You may need to change into a hospital gown. You won’t typically
receive sedatives, anesthesia, or topical numbing agents.
You’ll lie on your back with your legs spread. The ultrasound technician
may place a towel underneath your scrotum to keep it elevated. They may place
wide strips of tape across your thighs and under your scrotum to elevate your
You’ll need to lie completely still during the procedure.
The technician will apply a warm, water-based gel to your
testicles. This gel will allow the transducer to glide over your body. It also
facilitates the conduction of the sound waves.
The technician will glide the transducer around your scrotum,
moving back and forth. You may feel pressure as the technician pushes it firmly
against your body. You may feel discomfort if there’s pressure on an area where
you have tenderness due to an abnormality.

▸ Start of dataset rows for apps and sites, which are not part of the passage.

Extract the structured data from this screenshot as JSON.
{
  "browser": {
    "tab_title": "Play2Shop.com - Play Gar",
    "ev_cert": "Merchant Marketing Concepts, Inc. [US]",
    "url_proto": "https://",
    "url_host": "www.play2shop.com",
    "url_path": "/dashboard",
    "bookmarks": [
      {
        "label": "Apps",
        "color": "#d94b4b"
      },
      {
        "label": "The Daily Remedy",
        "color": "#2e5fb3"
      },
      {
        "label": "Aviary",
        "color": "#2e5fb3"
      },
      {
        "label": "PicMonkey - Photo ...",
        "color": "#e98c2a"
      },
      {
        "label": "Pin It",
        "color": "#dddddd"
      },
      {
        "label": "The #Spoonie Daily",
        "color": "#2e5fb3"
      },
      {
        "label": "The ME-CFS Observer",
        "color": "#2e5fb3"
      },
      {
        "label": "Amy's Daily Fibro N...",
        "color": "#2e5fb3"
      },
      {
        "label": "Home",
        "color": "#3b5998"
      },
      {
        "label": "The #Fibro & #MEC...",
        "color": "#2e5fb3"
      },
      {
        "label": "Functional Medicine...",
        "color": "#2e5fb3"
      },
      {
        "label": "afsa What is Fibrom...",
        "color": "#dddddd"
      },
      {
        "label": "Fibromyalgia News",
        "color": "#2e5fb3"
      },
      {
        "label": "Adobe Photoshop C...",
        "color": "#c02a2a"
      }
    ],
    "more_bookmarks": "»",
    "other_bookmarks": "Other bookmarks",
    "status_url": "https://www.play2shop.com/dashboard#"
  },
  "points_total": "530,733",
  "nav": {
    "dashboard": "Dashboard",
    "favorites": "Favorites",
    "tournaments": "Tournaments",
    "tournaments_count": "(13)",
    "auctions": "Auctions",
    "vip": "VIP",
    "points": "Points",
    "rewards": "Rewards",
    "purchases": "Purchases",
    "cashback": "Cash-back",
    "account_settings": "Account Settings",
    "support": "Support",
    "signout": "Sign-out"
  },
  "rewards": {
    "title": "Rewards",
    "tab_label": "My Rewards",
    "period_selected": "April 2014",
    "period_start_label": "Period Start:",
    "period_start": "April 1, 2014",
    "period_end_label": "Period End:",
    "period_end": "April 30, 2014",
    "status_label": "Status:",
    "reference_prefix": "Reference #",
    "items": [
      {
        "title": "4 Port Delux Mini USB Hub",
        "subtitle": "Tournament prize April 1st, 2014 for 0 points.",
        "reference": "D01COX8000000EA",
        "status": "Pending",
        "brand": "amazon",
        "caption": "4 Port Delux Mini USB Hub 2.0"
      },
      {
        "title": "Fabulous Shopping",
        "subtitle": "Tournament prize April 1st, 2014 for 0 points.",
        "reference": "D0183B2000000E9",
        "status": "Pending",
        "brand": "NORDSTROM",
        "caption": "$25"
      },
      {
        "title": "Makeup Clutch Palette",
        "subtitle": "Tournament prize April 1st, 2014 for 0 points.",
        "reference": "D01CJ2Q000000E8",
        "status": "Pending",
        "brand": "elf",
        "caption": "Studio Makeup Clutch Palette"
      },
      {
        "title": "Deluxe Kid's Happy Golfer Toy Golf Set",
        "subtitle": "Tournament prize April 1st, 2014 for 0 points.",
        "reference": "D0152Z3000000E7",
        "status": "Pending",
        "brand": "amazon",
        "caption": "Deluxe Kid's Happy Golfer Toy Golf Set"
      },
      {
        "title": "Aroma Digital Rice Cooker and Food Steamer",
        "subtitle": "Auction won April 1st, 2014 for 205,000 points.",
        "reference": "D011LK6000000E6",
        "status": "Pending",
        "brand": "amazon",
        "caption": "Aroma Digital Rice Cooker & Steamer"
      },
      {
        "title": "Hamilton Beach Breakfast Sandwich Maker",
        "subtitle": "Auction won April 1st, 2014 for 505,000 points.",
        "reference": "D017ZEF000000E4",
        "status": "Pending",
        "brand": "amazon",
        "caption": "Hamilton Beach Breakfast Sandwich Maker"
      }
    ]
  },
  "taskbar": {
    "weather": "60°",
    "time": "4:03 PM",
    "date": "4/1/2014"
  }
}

The technician will position the transducer against your body
from different angles.
After the Procedure
The technician will wipe the gel off your body after the
After your testicular ultrasound, you can resume your normal
activities and diet. No recovery time is necessary.
Do the Results Mean?
A radiologist will analyze the images obtained during your testicular
ultrasound. They’ll then send a report detailing the results of the test to
If there are abnormal findings on your testicular ultrasound,
they may indicate:
- an infection in your testicle
- a benign cyst
- a testicular torsion, which is a twisted
spermatic cord restricting blood flow to your testicle
- a testicular tumor
- a hydrocele, which is a benign collection of
fluid around your testicle
- a spermatocele, which is a fluid-filled cyst on
the ducts of your testicle
- a varicocele, which is an enlarged vein in the
spermatic cord of your testicle
Your doctor will probably recommend further investigation if the
testicular ultrasound identifies a tumor.
An open surgical procedure called a radical inguinal orchiectomy
is the standard method for testicular cancer diagnosis. The procedure involves removing
the affected testicle through an incision in your groin. A biopsy is a procedure
done to remove tissue to test if it’s cancerous or not. It can actually spread
the cancer cells even more. Removing the testicle is the standard method
because testicular tumors are often cancerous.
After the radical inguinal orchiectomy, your doctor will take and
examine tissue samples to check for cancer. This can often be done as an
outpatient procedure, which means won’t need to stay at the hospital overnight.